The Tie.
Single-channel video with sound, 16:40, 2015


The Tie observes the street below an apartment balcony in the diverse Belleville district of Paris over the course of a day. Walking and driving interactions reveal a colorful palette of chance patterns and spatial use. During the day, pedestrians maneuver around obstacles, other people, and vehicles in a seemingly disorderly, yet carefully choreographed dance.

At night, however, traffic becomes chaotic as citizens celebrate a one-one tie between Algeria and Russia in the World Cup. It is difficult to distinguish between drivers who are honking their horns in united celebration, and those who are honking in frustration over blocked streets.

By simply focusing on a city street, The Tie explores ideas of “people watching,” surveillance, pedestrian and vehicle navigation, and behaviors that emerge from mob mentality. It provides insight into the mundane, yet strategic subconscious choices that occur in the everyday acts of walking and driving.

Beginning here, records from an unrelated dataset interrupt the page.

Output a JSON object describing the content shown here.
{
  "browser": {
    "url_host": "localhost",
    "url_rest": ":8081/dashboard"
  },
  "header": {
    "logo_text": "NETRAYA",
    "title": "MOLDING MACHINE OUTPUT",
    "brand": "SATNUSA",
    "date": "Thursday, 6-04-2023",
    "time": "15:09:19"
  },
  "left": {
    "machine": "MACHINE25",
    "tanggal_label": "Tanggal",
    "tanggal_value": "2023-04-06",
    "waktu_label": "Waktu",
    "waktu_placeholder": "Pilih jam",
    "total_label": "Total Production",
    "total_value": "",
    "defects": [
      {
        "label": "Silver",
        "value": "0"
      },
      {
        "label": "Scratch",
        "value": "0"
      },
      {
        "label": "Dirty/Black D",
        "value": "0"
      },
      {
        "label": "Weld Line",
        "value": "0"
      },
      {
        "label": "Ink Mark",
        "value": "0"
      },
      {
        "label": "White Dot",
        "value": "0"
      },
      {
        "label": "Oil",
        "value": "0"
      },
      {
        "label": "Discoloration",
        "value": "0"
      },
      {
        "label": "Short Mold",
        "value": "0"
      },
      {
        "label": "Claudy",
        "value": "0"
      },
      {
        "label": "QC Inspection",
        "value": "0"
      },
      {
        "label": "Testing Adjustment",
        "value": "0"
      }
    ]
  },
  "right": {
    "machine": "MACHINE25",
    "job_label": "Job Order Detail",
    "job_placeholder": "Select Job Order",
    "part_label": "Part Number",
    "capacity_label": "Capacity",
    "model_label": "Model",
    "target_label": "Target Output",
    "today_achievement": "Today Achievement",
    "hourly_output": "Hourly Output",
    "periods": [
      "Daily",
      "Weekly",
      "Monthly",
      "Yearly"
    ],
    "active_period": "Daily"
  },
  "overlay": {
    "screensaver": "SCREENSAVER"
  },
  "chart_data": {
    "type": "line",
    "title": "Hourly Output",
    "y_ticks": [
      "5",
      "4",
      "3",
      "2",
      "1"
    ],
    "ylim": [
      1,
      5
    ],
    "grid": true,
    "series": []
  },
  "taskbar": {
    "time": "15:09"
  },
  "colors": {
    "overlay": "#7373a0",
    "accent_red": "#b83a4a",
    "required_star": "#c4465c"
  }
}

The extended meditation is punctuated by phrases that demonstrate the artist's poor command of the French language, reinforcing the act of observer as (foreign) spectator.